Combine butter or margarine, cheese, paprika, salt, pepper and nutmeg in a bowl; mix well. Chill 20 minutes. Shape into small balls. Chill 30 minutes. Toast pumpernickel twice and whirl in a blender or crush with a rolling pin to make crumbs. Roll each cheese ball in the crumbs. Serve as appetizers. CHEESE SOUP (8 servings) 4 thin slices bacon, diced 1/4 cup butter or margarine 1 medium-sized onion, peeled and diced 2 tablespoons tomato paste 1 teaspoon sharp prepared mustard 1 teaspoon Worcestershire sauce 1/8 teaspoon paprika Salt, pepper to taste 4 cups rich chicken broth 2 cups shredded Edam or Gouda cheese 2 cups hot light cream or milk

Fry bacon in a large saucepan until crisp. Pour off fat. Add butter or margarine and melt. Add onion and saute until tender. Mix in tomato paste, mustard, Worcestershire sauce, paprika, salt, and pepper. Cook about a minute, stirring, to blend flavors. Add chicken broth and bring to a boil. Reduce heat and cook slowly, covered, 30 minutes. Add cheese and continue to cook over low heat until melted. Pour in cream or milk; mix well. Serve with croutons, if desired. BAKED CHEESE SANDWICHES (4 servings) 8 slices firm white bread, crusts removed Butter or margarine About 1 tablespoon sharp mustard 4 thick large slices Edam or Gouda cheese 2 eggs 1 cup milk Salt, pepper to taste

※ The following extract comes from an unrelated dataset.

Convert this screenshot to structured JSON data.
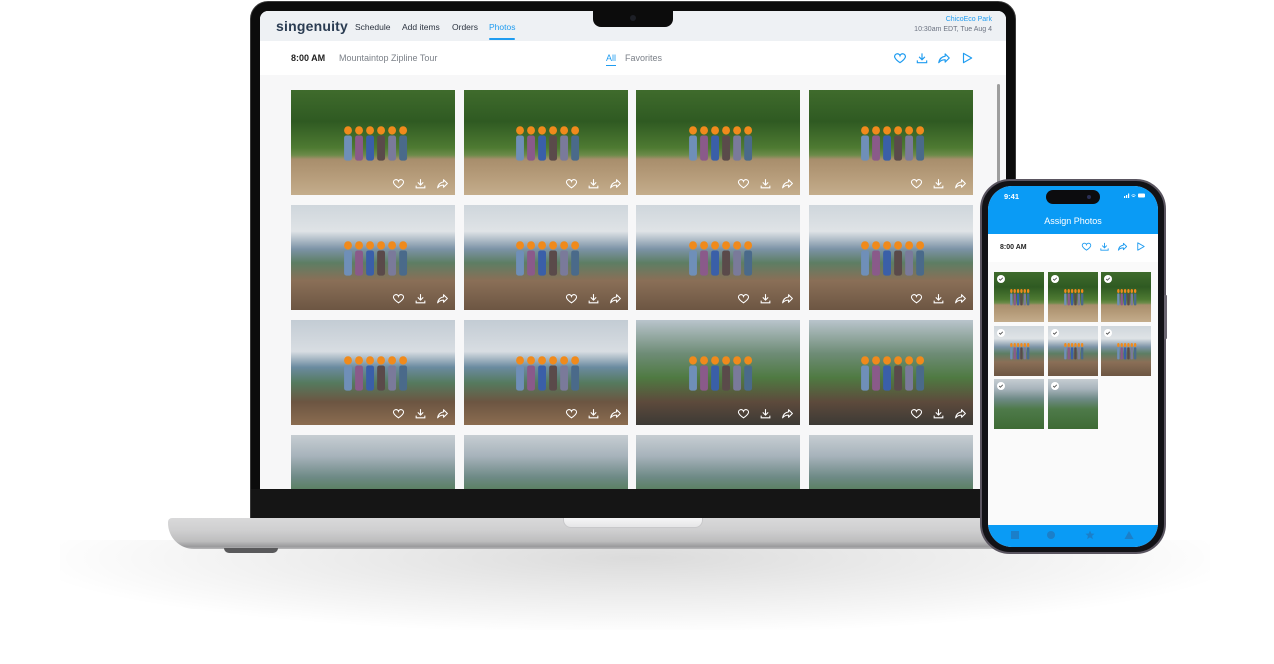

Spread 4 slices bread with butter or margarine and mustard. Top with cheese and remaining bread to make four sandwiches. Place in a shallow baking dish. Combine eggs, milk, salt and pepper; mix well. Pour over sandwiches. Dot with butter. Let stand about 10 minutes. Bake in preheated 350-degree oven 30 minutes. Serve hot.